Clearly, coal ash was a topic of discussion in North Carolina long before McCrory took office in January 2013.
3. McCrory initiated action against Duke Energy over its coal ash? FALSE.
In claiming that he's "the only governor that ever took action against Duke Power Company," McCrory implies that he took proactive steps to address the company's coal ash pollution. That is not the case.
McCrory took office in January 2013. That March, SELC sent a notice to Duke Energy that it would bring a citizen lawsuit under the Clean Water Act to stop illegal coal ash pollution discharges from unlined pits at the company's Riverbend plant into Mountain Island Lake, a source of drinking water for the Charlotte area. SELC was representing the Catawba Riverkeeper Foundation, which monitors the site.
Responding to the SELC action in May 2013, North Carolina filed lawsuits against Duke Energy over the Mountain Island Lake pollution. The following month, SELC filed a motion on behalf of the riverkeeper group to intervene in the case.
"After watching the illegal pollution for years and taking no action, North Carolina authorities sued Duke Energy only after we notified the state and Duke Energy that we would file suit," Rick Gaskins, the Catawba Riverkeeper Foundation's executive director, said at the time. "The people who depend upon Mountain Island Lake for their drinking water will be protected only if the Catawba Riverkeeper Foundation, an independent citizens group, is present in Court to ensure that the laws are enforced and that the drinking water reservoir is fully protected."
In July 2013, McCrory's Department of Environment and Natural Resources and Duke Energy announced they had reached a proposed settlement in the suit that was widely slammed as a "sweetheart deal" for the company. For example, the agreement did not require Duke to clean up its pollution, and it imposed an initial fine of just over $99,000 on a company that had over $19 billion in operating revenues the previous year. The settlement shielded the company from far stiffer penalties it could have faced in federal court.

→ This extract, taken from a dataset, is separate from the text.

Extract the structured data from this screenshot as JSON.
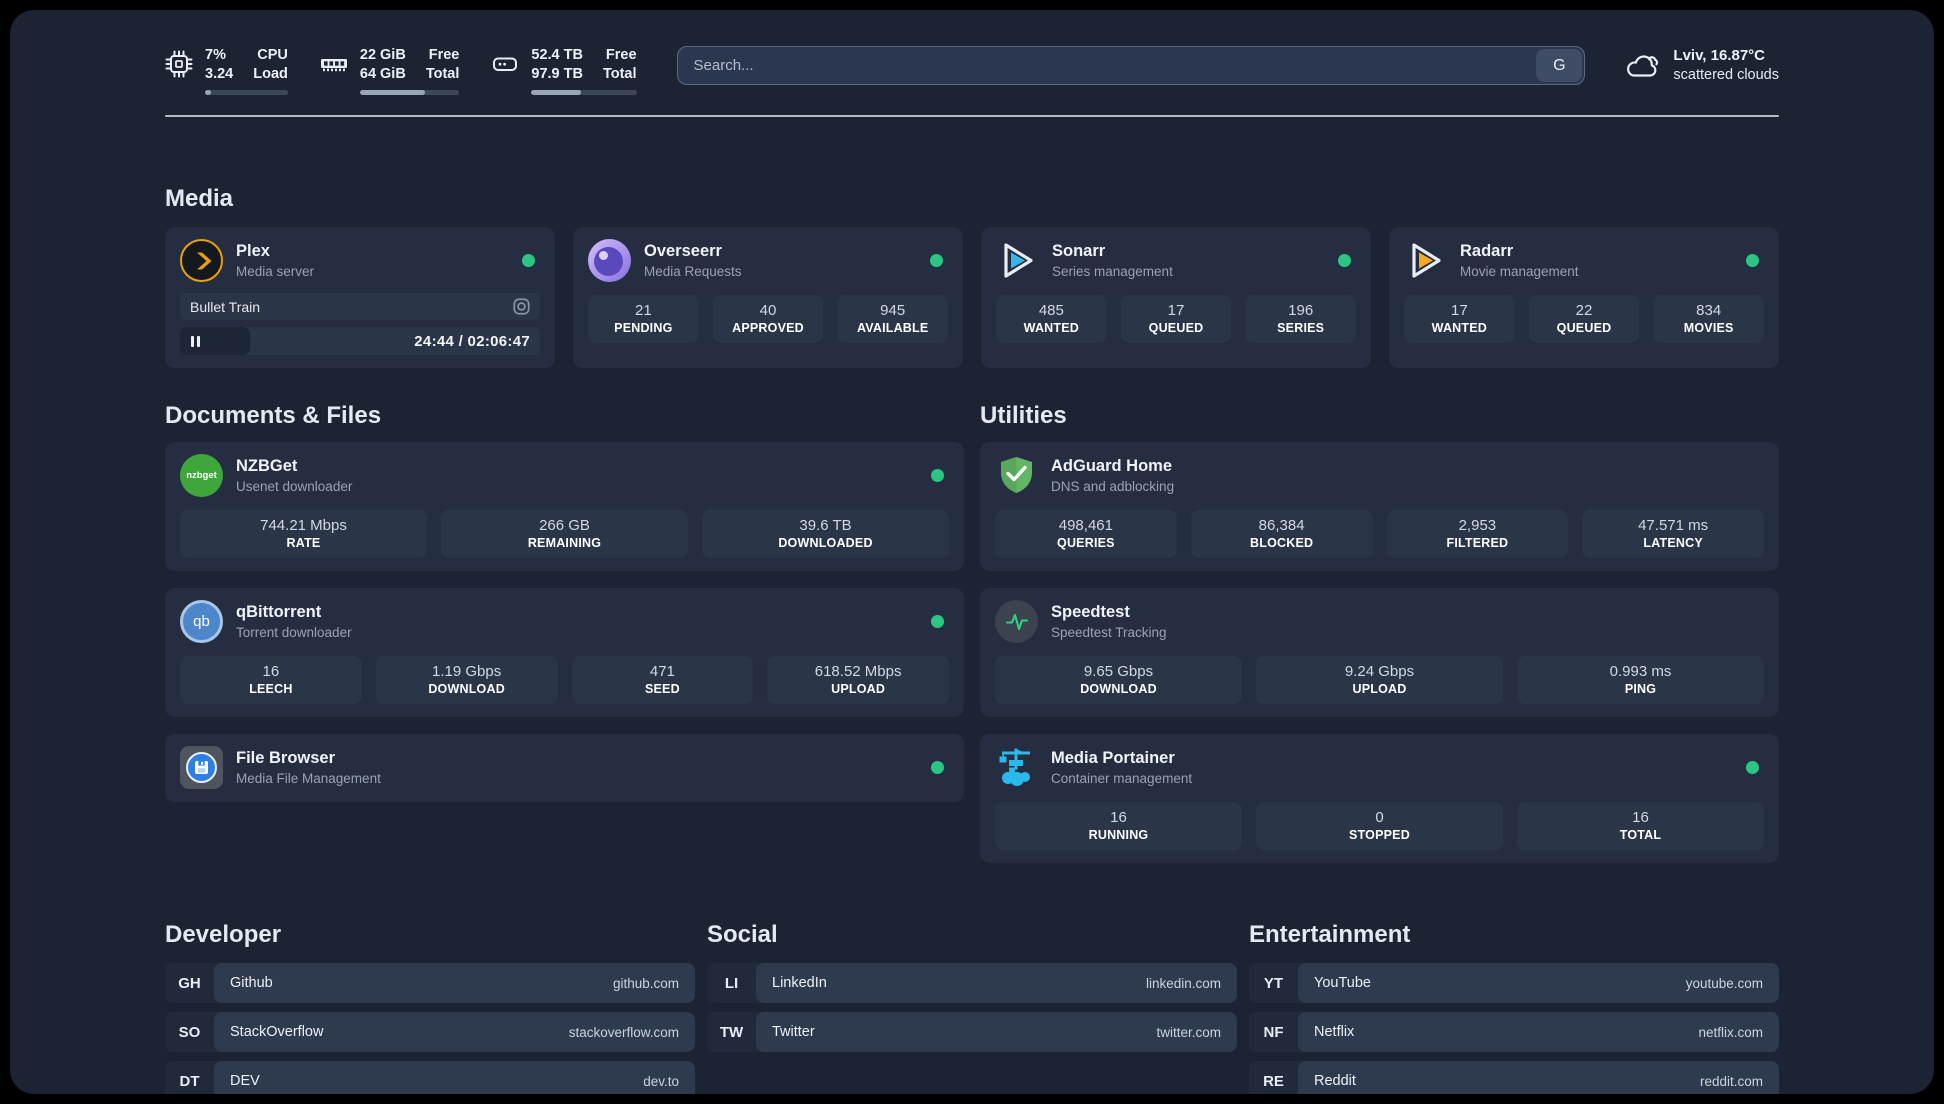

"Gov. McCrory is largely turning over his responsibility to protect the public's health to his former employer," the watchdog group Democracy North Carolina said at the time, while noting the company's generous financial support of the governor's campaign.
Shortly after the February spill, federal prosecutors launched a criminal investigation into the actions of Duke Energy and North Carolina regulators. The following month, amid public outcry over lax oversight, the McCrory administration asked the judge to withdraw the proposed settlement.
Meanwhile, the federal grand jury probe continues -- and the subpoenas it's issued suggest it's examining the relationship between Duke Energy and regulators who work for McCrory as well as those in previous administrations. Now would be a good time for the state's leaders to get their stories straight.
Sue is the editorial director of Facing South and the Institute for Southern Studies.